### [EXERCISE]
Faithfully repeat all of the records, as they are written below.
*** Begin section ***
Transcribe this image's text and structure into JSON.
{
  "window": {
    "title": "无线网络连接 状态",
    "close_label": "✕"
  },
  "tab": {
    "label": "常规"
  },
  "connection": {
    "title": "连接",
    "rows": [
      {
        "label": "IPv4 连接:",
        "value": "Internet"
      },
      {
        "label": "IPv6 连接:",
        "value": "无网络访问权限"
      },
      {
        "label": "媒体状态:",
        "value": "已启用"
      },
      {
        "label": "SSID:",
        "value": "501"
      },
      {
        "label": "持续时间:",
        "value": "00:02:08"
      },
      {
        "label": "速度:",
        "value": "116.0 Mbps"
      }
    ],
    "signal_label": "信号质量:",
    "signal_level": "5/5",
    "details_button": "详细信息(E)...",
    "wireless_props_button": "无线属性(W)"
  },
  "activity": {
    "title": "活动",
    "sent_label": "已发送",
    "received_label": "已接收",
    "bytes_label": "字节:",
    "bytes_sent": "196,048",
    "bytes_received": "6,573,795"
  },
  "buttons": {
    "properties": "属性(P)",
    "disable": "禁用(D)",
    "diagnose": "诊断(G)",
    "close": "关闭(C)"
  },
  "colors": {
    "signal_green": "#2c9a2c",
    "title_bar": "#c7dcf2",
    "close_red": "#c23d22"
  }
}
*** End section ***
### [RESULT]
Transcribe this image's text and structure into JSON.
{
  "window": {
    "title": "无线网络连接 状态",
    "close_label": "✕"
  },
  "tab": {
    "label": "常规"
  },
  "connection": {
    "title": "连接",
    "rows": [
      {
        "label": "IPv4 连接:",
        "value": "Internet"
      },
      {
        "label": "IPv6 连接:",
        "value": "无网络访问权限"
      },
      {
        "label": "媒体状态:",
        "value": "已启用"
      },
      {
        "label": "SSID:",
        "value": "501"
      },
      {
        "label": "持续时间:",
        "value": "00:02:08"
      },
      {
        "label": "速度:",
        "value": "116.0 Mbps"
      }
    ],
    "signal_label": "信号质量:",
    "signal_level": "5/5",
    "details_button": "详细信息(E)...",
    "wireless_props_button": "无线属性(W)"
  },
  "activity": {
    "title": "活动",
    "sent_label": "已发送",
    "received_label": "已接收",
    "bytes_label": "字节:",
    "bytes_sent": "196,048",
    "bytes_received": "6,573,795"
  },
  "buttons": {
    "properties": "属性(P)",
    "disable": "禁用(D)",
    "diagnose": "诊断(G)",
    "close": "关闭(C)"
  },
  "colors": {
    "signal_green": "#2c9a2c",
    "title_bar": "#c7dcf2",
    "close_red": "#c23d22"
  }
}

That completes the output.